Small quantum information processes can be used to explore big questions about nature.
- Seth Lloyd
Biamonte and colleagues have revisited the foundations of quantum physics dealing with time symmetry laid out by Hungarian-American theoretical physicist Eugene Wigner as early as the late 1920s and reformed into a network theory in terms of "quantum walks"—the equivalent of random walks in the quantum world. In this picture, particles are located on the network’s nodes. The connections between the particles represent the interaction between the particles and "walks" are generally thought of as time-symmetric, jumping backwards and forwards with the same probability. But with clever mathematical insight it is possible to find certain walks that do not follow time-symmetry, giving rise to a host of new quantum behaviors that can potentially be used for technological applications in quantum computing (arXiv:1405.6209).
"To verify this effect, we’ve written several papers and in the process we ended up putting this theory of time reversal symmetry into the language of quantum information science," explains Biamonte. His collaborator, Seth Lloyd, an FQXi member and professor of mechanical engineering at MIT, explains that they have shown that things work differently in a universe that is perfectly time symmetric, compared with a universe that has only approximate time symmetry.
"Time and reality are large concepts and hard to grapple with," says Lloyd. "Our work shows that there are counterintuitive subtleties in the physical nature of time and is an example of how small quantum information processes can be used to explore big questions about nature."
Comment on this Article
Please read the important Introduction that governs your
participation in this community. Inappropriate language will not be tolerated and posts containing such language will be deleted. Otherwise, this is a free speech Forum and all are welcome! Recent Comments
NARSEP wrote on January 8, 2016 Spacetime is a sytem that we suppose consists of one time dimension and three space dimensions. I wonder whether space dimensions are pure space dimensions (they do not incorporate time as well). In other words by Universe's expansion (and hence space expansion) time may HAS to follow the direction it follows.

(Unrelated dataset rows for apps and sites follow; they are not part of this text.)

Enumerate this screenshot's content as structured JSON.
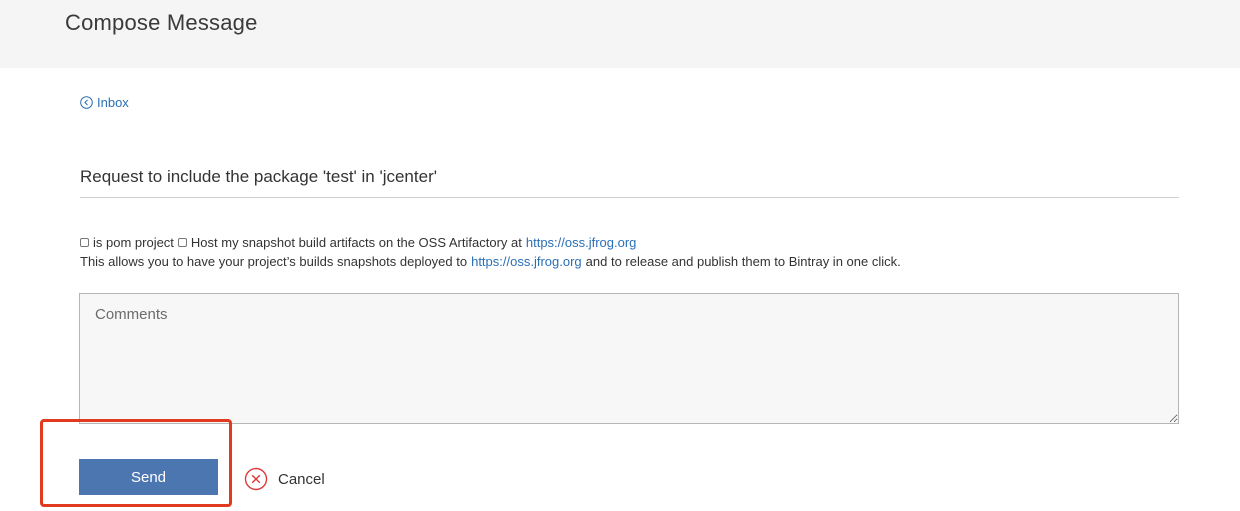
{
  "header": {
    "title": "Compose Message"
  },
  "breadcrumb": {
    "label": "Inbox",
    "icon": "chevron-circle-left-icon"
  },
  "subject": {
    "value": "Request to include the package 'test' in 'jcenter'"
  },
  "options": {
    "pom_checkbox": {
      "label": "is pom project",
      "checked": false
    },
    "snapshot_checkbox": {
      "label": "Host my snapshot build artifacts on the OSS Artifactory at",
      "link": "https://oss.jfrog.org",
      "checked": false
    },
    "description": {
      "before": "This allows you to have your project’s builds snapshots deployed to",
      "link": "https://oss.jfrog.org",
      "after": "and to release and publish them to Bintray in one click."
    }
  },
  "comments": {
    "placeholder": "Comments",
    "value": ""
  },
  "actions": {
    "send_label": "Send",
    "cancel_label": "Cancel",
    "cancel_icon": "close-circle-icon"
  },
  "colors": {
    "link": "#2a6fb5",
    "primary_button": "#4c76b0",
    "cancel_icon": "#e0383b",
    "highlight": "#e23a1e",
    "header_bg": "#f5f5f5"
  }
}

For example: 1. if T=t and S=t+s, where T,S are the real time and space and t,s are the measured time and space then 2. t=S-s always positive if S>s (SPACE MEASURED IS SMALLER...
FRANK MARTIN DIMEGLIO wrote on November 12, 2015 The emergence of reality fundamentally and necessarily involves our growth and becoming other than we are.

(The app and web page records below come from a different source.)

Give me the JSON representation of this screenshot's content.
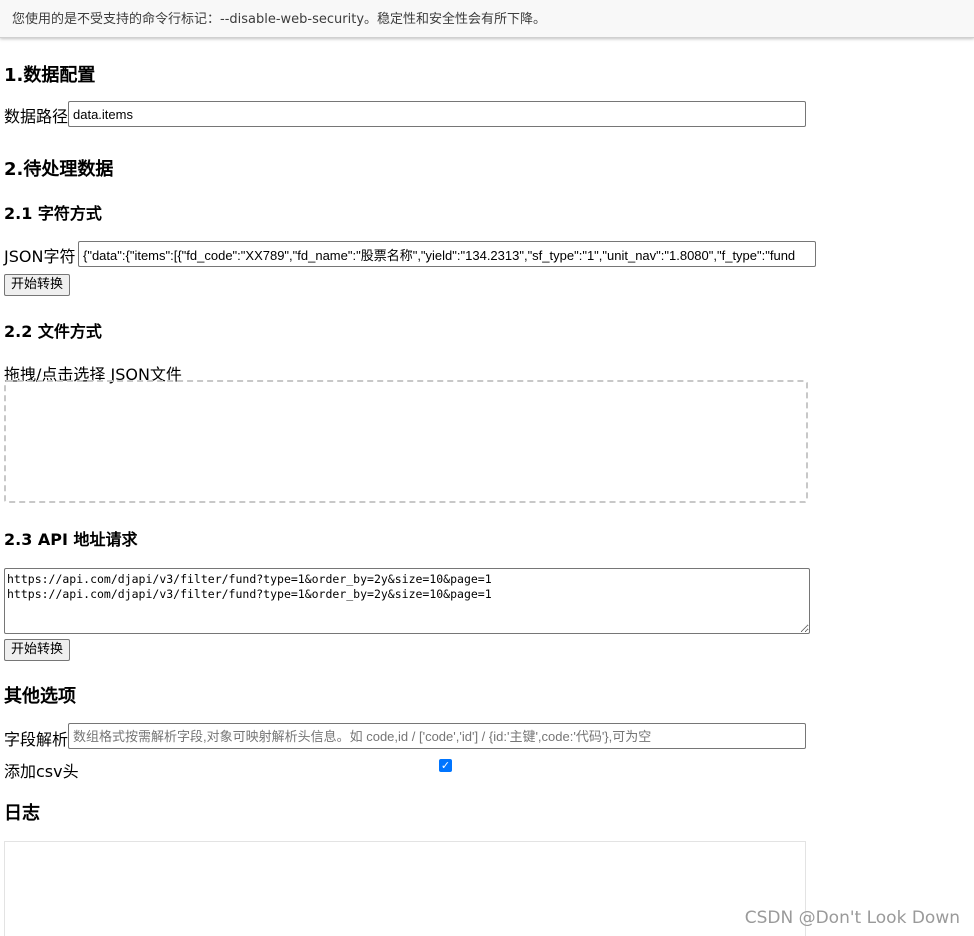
{
  "infobar": {
    "message": "您使用的是不受支持的命令行标记：--disable-web-security。稳定性和安全性会有所下降。"
  },
  "sections": {
    "data_config": {
      "title": "1.数据配置",
      "path_label": "数据路径",
      "path_value": "data.items"
    },
    "pending_data": {
      "title": "2.待处理数据",
      "string_mode": {
        "title": "2.1 字符方式",
        "json_label": "JSON字符",
        "json_value": "{\"data\":{\"items\":[{\"fd_code\":\"XX789\",\"fd_name\":\"股票名称\",\"yield\":\"134.2313\",\"sf_type\":\"1\",\"unit_nav\":\"1.8080\",\"f_type\":\"fund",
        "convert_button": "开始转换"
      },
      "file_mode": {
        "title": "2.2 文件方式",
        "drop_label": "拖拽/点击选择 JSON文件"
      },
      "api_mode": {
        "title": "2.3 API 地址请求",
        "urls": "https://api.com/djapi/v3/filter/fund?type=1&order_by=2y&size=10&page=1\nhttps://api.com/djapi/v3/filter/fund?type=1&order_by=2y&size=10&page=1",
        "convert_button": "开始转换"
      }
    },
    "other_options": {
      "title": "其他选项",
      "field_label": "字段解析",
      "field_placeholder": "数组格式按需解析字段,对象可映射解析头信息。如 code,id / ['code','id'] / {id:'主键',code:'代码'},可为空",
      "csv_header_label": "添加csv头",
      "csv_header_checked": true
    },
    "log": {
      "title": "日志"
    }
  },
  "watermark": "CSDN @Don't Look Down",
  "colors": {
    "checkbox_accent": "#0075ff",
    "infobar_bg": "#f8f8f8"
  }
}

JONATHAN J. DICKAU wrote on March 23, 2015 Aye aye Captain..
Certainly fractals have much to teach us, about the nature of the universe and natural law. I bookmarked your blog for later reference.